Many of us in younger days will have had a bash at making a scale model - in fact so dominant was one particular brand that for your average Brit of a certain age it was simply known as making an Airfix model.

The new box. The neatly packaged sprues - grey for normal, clear for canopies and lights perhaps even a chrome one for trim items. The oh so important instructions, and the decals. The decals. So often my nemesis. Petite beautiful and delicate they were also inclined to fold up on themselves and break quicker than an actress on a speedball. But most of all a new airfix kit held the promise of doing this one right! No smears of glue on the inside of the cockpit this time, no delicate moving mechanisms rendered a solid glob of glue and fingerprints.
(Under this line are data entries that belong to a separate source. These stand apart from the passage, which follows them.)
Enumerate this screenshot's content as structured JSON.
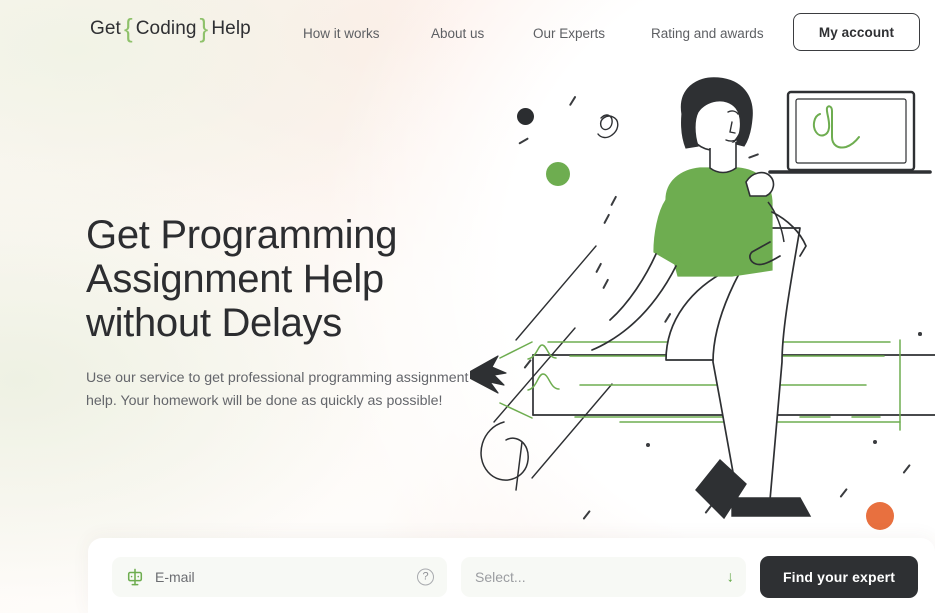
{
  "header": {
    "logo": {
      "prefix": "Get",
      "brace_open": "{",
      "word": "Coding",
      "brace_close": "}",
      "suffix": "Help"
    },
    "nav": [
      {
        "label": "How it works"
      },
      {
        "label": "About us"
      },
      {
        "label": "Our Experts"
      },
      {
        "label": "Rating and awards"
      }
    ],
    "account_button": "My account"
  },
  "hero": {
    "title": "Get Programming\nAssignment Help\nwithout Delays",
    "subtitle": "Use our service to get professional programming assignment\nhelp. Your homework will be done as quickly as possible!"
  },
  "form": {
    "email_label": "E-mail",
    "email_icon": "mailbox-icon",
    "help_icon": "?",
    "select_placeholder": "Select...",
    "select_caret": "↓",
    "submit_label": "Find your expert"
  },
  "illustration": {
    "description": "woman-with-laptop-sitting-on-pencil",
    "laptop_screen_glyph": "green-squiggle"
  },
  "colors": {
    "accent_green": "#6ead50",
    "logo_green": "#8ec16a",
    "accent_orange": "#e8703f",
    "dark": "#2e3033",
    "text_body": "#64666b"
  }
}
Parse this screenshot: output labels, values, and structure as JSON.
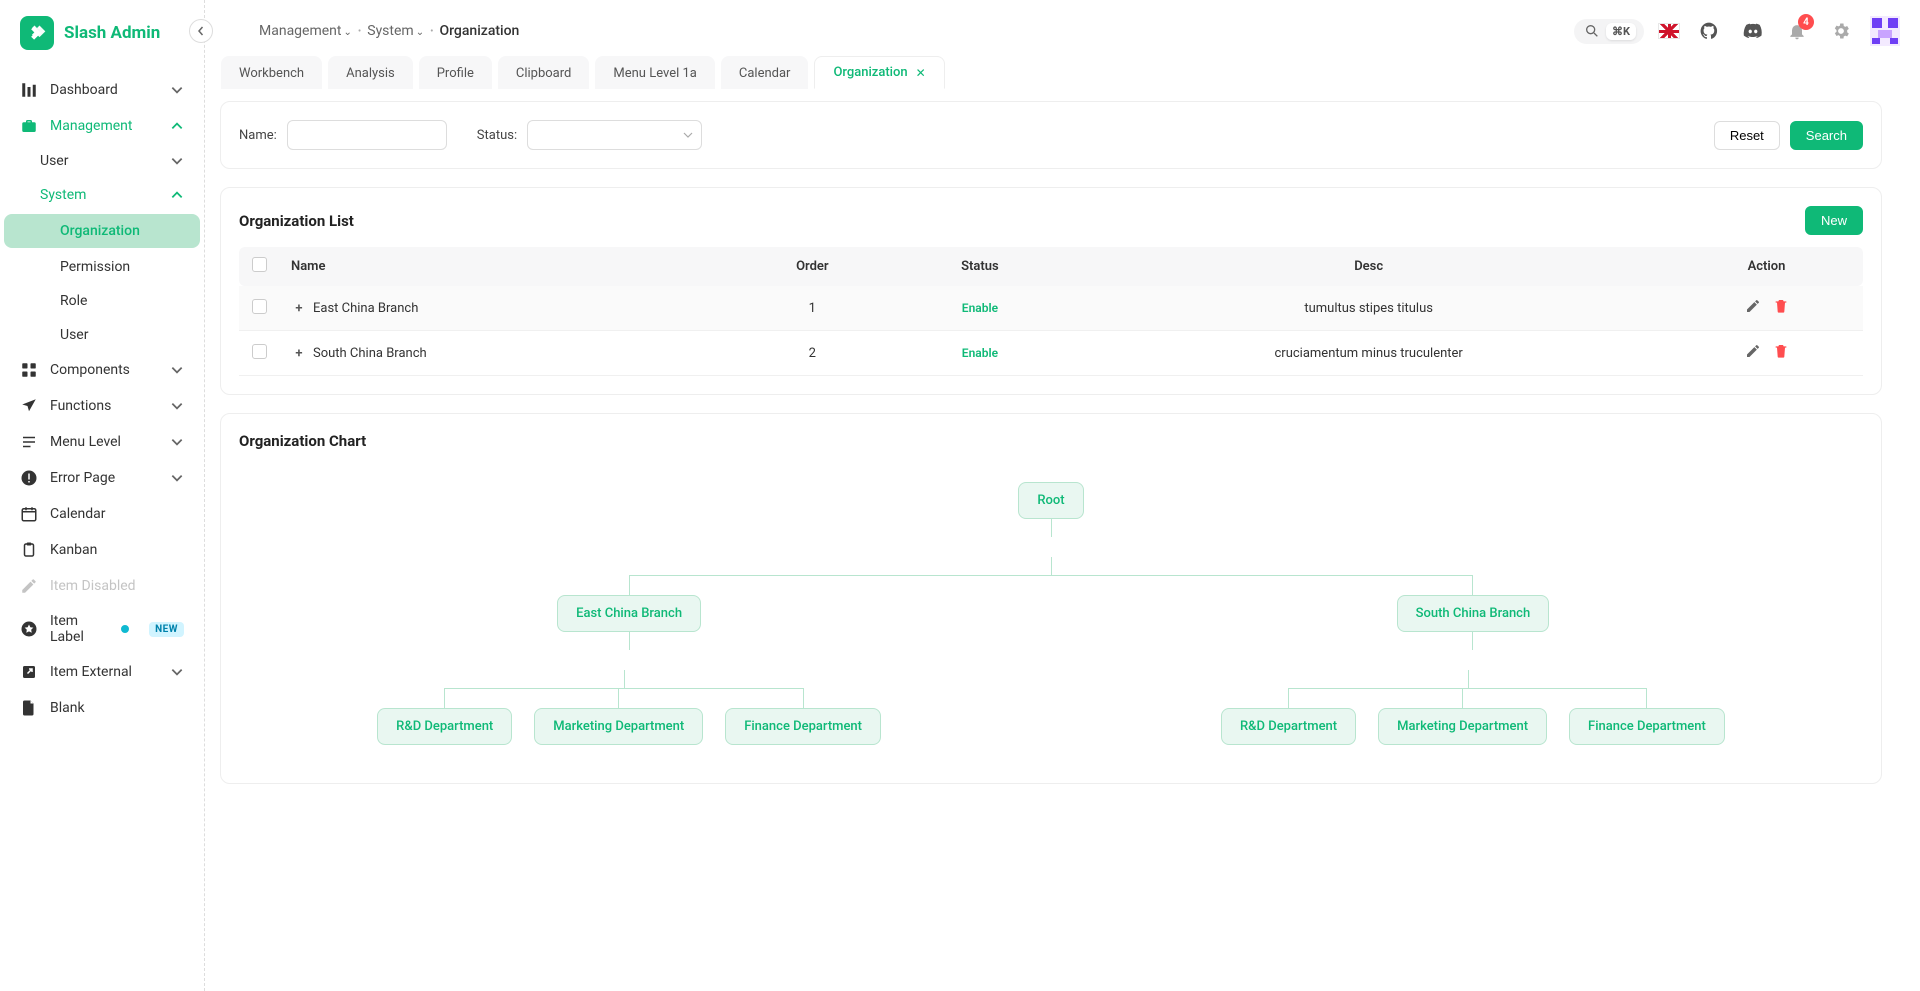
{
  "app": {
    "title": "Slash Admin"
  },
  "sidebar": {
    "items": [
      {
        "key": "dashboard",
        "label": "Dashboard",
        "icon": "chart"
      },
      {
        "key": "management",
        "label": "Management",
        "icon": "briefcase",
        "active": true,
        "open": true,
        "children": [
          {
            "key": "user",
            "label": "User"
          },
          {
            "key": "system",
            "label": "System",
            "active": true,
            "open": true,
            "children": [
              {
                "key": "organization",
                "label": "Organization",
                "active": true
              },
              {
                "key": "permission",
                "label": "Permission"
              },
              {
                "key": "role",
                "label": "Role"
              },
              {
                "key": "user2",
                "label": "User"
              }
            ]
          }
        ]
      },
      {
        "key": "components",
        "label": "Components",
        "icon": "grid"
      },
      {
        "key": "functions",
        "label": "Functions",
        "icon": "plane"
      },
      {
        "key": "menulevel",
        "label": "Menu Level",
        "icon": "list"
      },
      {
        "key": "errorpage",
        "label": "Error Page",
        "icon": "alert"
      },
      {
        "key": "calendar",
        "label": "Calendar",
        "icon": "calendar"
      },
      {
        "key": "kanban",
        "label": "Kanban",
        "icon": "clipboard"
      },
      {
        "key": "itemdisabled",
        "label": "Item Disabled",
        "icon": "pencil",
        "disabled": true
      },
      {
        "key": "itemlabel",
        "label": "Item Label",
        "icon": "star",
        "badge": "NEW"
      },
      {
        "key": "itemexternal",
        "label": "Item External",
        "icon": "external"
      },
      {
        "key": "blank",
        "label": "Blank",
        "icon": "file"
      }
    ]
  },
  "breadcrumb": {
    "parts": [
      "Management",
      "System",
      "Organization"
    ]
  },
  "header": {
    "search_kbd": "⌘K",
    "notification_count": "4"
  },
  "tabs": {
    "items": [
      "Workbench",
      "Analysis",
      "Profile",
      "Clipboard",
      "Menu Level 1a",
      "Calendar",
      "Organization"
    ],
    "active": "Organization"
  },
  "filter": {
    "name_label": "Name:",
    "status_label": "Status:",
    "reset_label": "Reset",
    "search_label": "Search"
  },
  "list": {
    "title": "Organization List",
    "new_label": "New",
    "columns": [
      "Name",
      "Order",
      "Status",
      "Desc",
      "Action"
    ],
    "rows": [
      {
        "name": "East China Branch",
        "order": "1",
        "status": "Enable",
        "desc": "tumultus stipes titulus"
      },
      {
        "name": "South China Branch",
        "order": "2",
        "status": "Enable",
        "desc": "cruciamentum minus truculenter"
      }
    ]
  },
  "chart": {
    "title": "Organization Chart",
    "root": "Root",
    "branches": [
      {
        "name": "East China Branch",
        "depts": [
          "R&D Department",
          "Marketing Department",
          "Finance Department"
        ]
      },
      {
        "name": "South China Branch",
        "depts": [
          "R&D Department",
          "Marketing Department",
          "Finance Department"
        ]
      }
    ]
  }
}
I did get better and absorbed some good tips from a family friend, an adult no less who made beautiful Airfix models of commercial airliners... ...use liquid cement instead of the tube of snot provided, and try and paint as much as possible on the sprue before construction begins.

There has always been a niche for dedicated modelmakers who finish their models with an obsessive amount of skill and now thanks to the internet we can see just how much work they put in. This photoset of a Tamiya brand scale model of Rossi's '04 Yamaha M1 is quite simply astonishing. Two things stand out; there is clearly a market for model kit 'upgrades' - higher quality elements of the kit made with more detail and superior materials, and this particular modeller is obsessed with accuracy and quality.

Stunning stuff.